* _HOW TO COMPLETE THIS TASK_
Look for "accent" in each line of the entries, and return the matching lines.

==== AVAILABLE DATA

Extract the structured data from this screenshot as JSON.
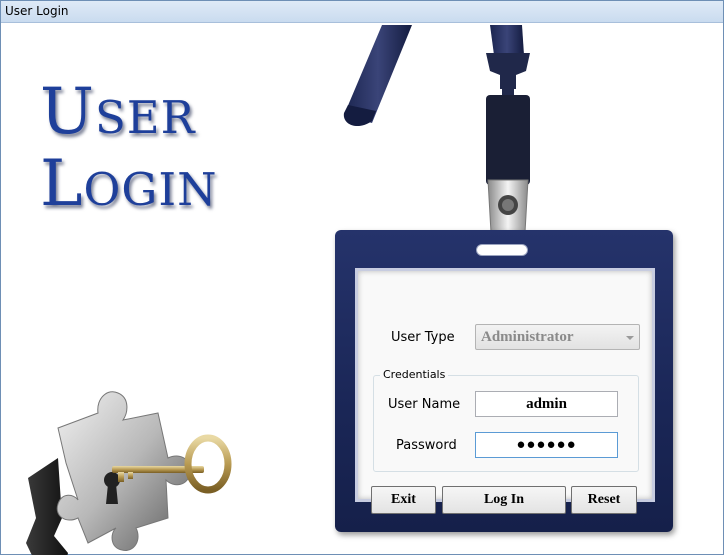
{
  "window": {
    "title": "User Login"
  },
  "logo": {
    "line1": "User",
    "line2": "Login"
  },
  "form": {
    "user_type_label": "User Type",
    "user_type_value": "Administrator",
    "credentials_title": "Credentials",
    "username_label": "User Name",
    "username_value": "admin",
    "password_label": "Password",
    "password_value": "●●●●●●"
  },
  "buttons": {
    "exit": "Exit",
    "login": "Log In",
    "reset": "Reset"
  },
  "colors": {
    "logo_blue": "#1e3f9a",
    "badge_navy": "#1a2656",
    "focus_border": "#5b9bd5"
  },
  "icons": {
    "puzzle_key": "puzzle-key-icon",
    "lanyard": "lanyard-icon",
    "dropdown_arrow": "chevron-down-icon"
  }
}
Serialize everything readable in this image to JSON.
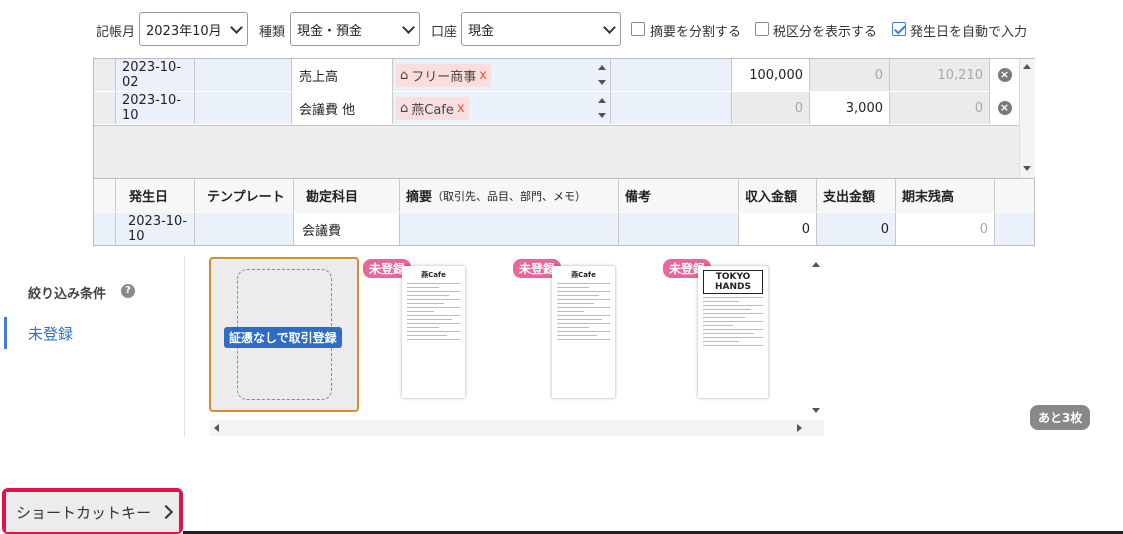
{
  "filters": {
    "month_label": "記帳月",
    "month_value": "2023年10月",
    "type_label": "種類",
    "type_value": "現金・預金",
    "account_label": "口座",
    "account_value": "現金",
    "split_summary": "摘要を分割する",
    "show_tax": "税区分を表示する",
    "auto_date": "発生日を自動で入力"
  },
  "rows": [
    {
      "date": "2023-10-02",
      "template": "",
      "account": "売上高",
      "tag": "フリー商事",
      "memo": "",
      "income": "100,000",
      "expense": "0",
      "balance": "10,210"
    },
    {
      "date": "2023-10-10",
      "template": "",
      "account": "会議費 他",
      "tag": "燕Cafe",
      "memo": "",
      "income": "0",
      "expense": "3,000",
      "balance": "0"
    }
  ],
  "tag_remove": "x",
  "headers": {
    "date": "発生日",
    "template": "テンプレート",
    "account": "勘定科目",
    "summary": "摘要",
    "summary_hint": "（取引先、品目、部門、メモ）",
    "memo": "備考",
    "income": "収入金額",
    "expense": "支出金額",
    "balance": "期末残高"
  },
  "input_row": {
    "date": "2023-10-10",
    "template": "",
    "account": "会議費",
    "summary": "",
    "memo": "",
    "income": "0",
    "expense": "0",
    "balance": "0"
  },
  "sidebar": {
    "filter_title": "絞り込み条件",
    "help_icon": "?",
    "unregistered": "未登録"
  },
  "receipts": {
    "no_receipt_button": "証憑なしで取引登録",
    "items": [
      {
        "badge": "未登録",
        "store": "燕Cafe"
      },
      {
        "badge": "未登録",
        "store": "燕Cafe"
      },
      {
        "badge": "未登録",
        "store": "TOKYO HANDS"
      }
    ],
    "remaining": "あと3枚"
  },
  "shortcut": {
    "label": "ショートカットキー",
    "icon": "chevron-right-icon"
  },
  "colors": {
    "accent": "#3d7fd8",
    "badge": "#e8669a",
    "highlight": "#e8104a",
    "selected_border": "#d98a2e",
    "tag_bg": "#fadede",
    "row_bg": "#eaf1fb"
  }
}
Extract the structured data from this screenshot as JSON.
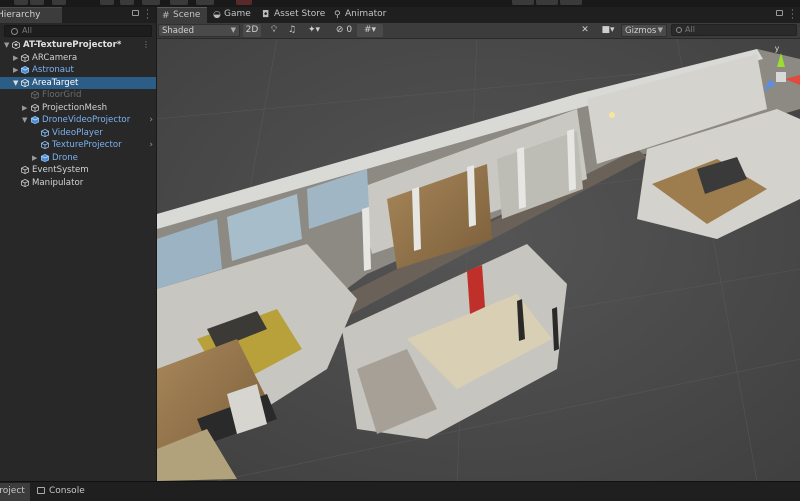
{
  "hierarchy": {
    "tab_label": "Hierarchy",
    "search_placeholder": "All",
    "scene_root": "AT-TextureProjector*",
    "items": [
      {
        "label": "ARCamera"
      },
      {
        "label": "Astronaut"
      },
      {
        "label": "AreaTarget"
      },
      {
        "label": "FloorGrid"
      },
      {
        "label": "ProjectionMesh"
      },
      {
        "label": "DroneVideoProjector"
      },
      {
        "label": "VideoPlayer"
      },
      {
        "label": "TextureProjector"
      },
      {
        "label": "Drone"
      },
      {
        "label": "EventSystem"
      },
      {
        "label": "Manipulator"
      }
    ]
  },
  "scene_tabs": [
    {
      "label": "Scene",
      "icon": "grid-icon"
    },
    {
      "label": "Game",
      "icon": "gamepad-icon"
    },
    {
      "label": "Asset Store",
      "icon": "bag-icon"
    },
    {
      "label": "Animator",
      "icon": "animator-icon"
    }
  ],
  "scene_toolbar": {
    "shading_mode": "Shaded",
    "mode_2d": "2D",
    "hidden_count": "0",
    "gizmos_label": "Gizmos",
    "search_placeholder": "All"
  },
  "gizmo": {
    "axis_y": "y"
  },
  "bottom_tabs": [
    {
      "label": "Project",
      "icon": "folder-icon"
    },
    {
      "label": "Console",
      "icon": "console-icon"
    }
  ],
  "colors": {
    "selection": "#2c5d87",
    "prefab_blue": "#7cb2f0",
    "viewport_bg": "#4a4a4a"
  }
}
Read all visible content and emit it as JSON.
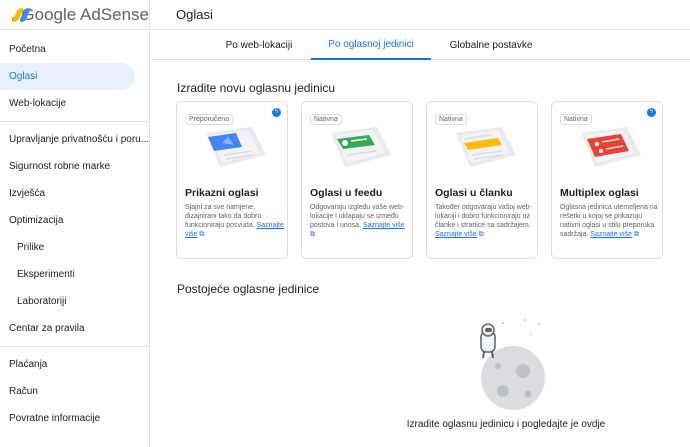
{
  "app": {
    "logo_text": "Google AdSense"
  },
  "header": {
    "title": "Oglasi"
  },
  "sidebar": {
    "items": [
      {
        "label": "Početna"
      },
      {
        "label": "Oglasi"
      },
      {
        "label": "Web-lokacije"
      },
      {
        "label": "Upravljanje privatnošću i poru..."
      },
      {
        "label": "Sigurnost robne marke"
      },
      {
        "label": "Izvješća"
      },
      {
        "label": "Optimizacija"
      },
      {
        "label": "Prilike"
      },
      {
        "label": "Eksperimenti"
      },
      {
        "label": "Laboratoriji"
      },
      {
        "label": "Centar za pravila"
      },
      {
        "label": "Plaćanja"
      },
      {
        "label": "Račun"
      },
      {
        "label": "Povratne informacije"
      }
    ]
  },
  "tabs": [
    {
      "label": "Po web-lokaciji"
    },
    {
      "label": "Po oglasnoj jedinici"
    },
    {
      "label": "Globalne postavke"
    }
  ],
  "create_section": {
    "title": "Izradite novu oglasnu jedinicu"
  },
  "cards": [
    {
      "tag": "Preporučeno",
      "title": "Prikazni oglasi",
      "desc": "Sjajni za sve namjene, dizajnirani tako da dobro funkcioniraju posvuda.",
      "link": "Saznajte više",
      "accent": "#4285f4",
      "icon": "display-ad-illustration"
    },
    {
      "tag": "Nativna",
      "title": "Oglasi u feedu",
      "desc": "Odgovaraju izgledu vaše web-lokacije i uklapaju se između postova i unosa.",
      "link": "Saznajte više",
      "accent": "#34a853",
      "icon": "in-feed-ad-illustration"
    },
    {
      "tag": "Nativna",
      "title": "Oglasi u članku",
      "desc": "Također odgovaraju vašoj web-lokaciji i dobro funkcioniraju uz članke i stranice sa sadržajem.",
      "link": "Saznajte više",
      "accent": "#fbbc04",
      "icon": "in-article-ad-illustration"
    },
    {
      "tag": "Nativna",
      "title": "Multiplex oglasi",
      "desc": "Oglasna jedinica utemeljena na rešetki u kojoj se prikazuju nativni oglasi u stilu preporuka sadržaja.",
      "link": "Saznajte više",
      "accent": "#ea4335",
      "icon": "multiplex-ad-illustration"
    }
  ],
  "existing_section": {
    "title": "Postojeće oglasne jedinice",
    "empty_text": "Izradite oglasnu jedinicu i pogledajte je ovdje"
  }
}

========

* _TASK ANSWER_
    "accent": "#3d7fd8",
      "accent": "#4285f4",
      "accent": "#34a853",
      "accent": "#fbbc04",
      "accent": "#ea4335",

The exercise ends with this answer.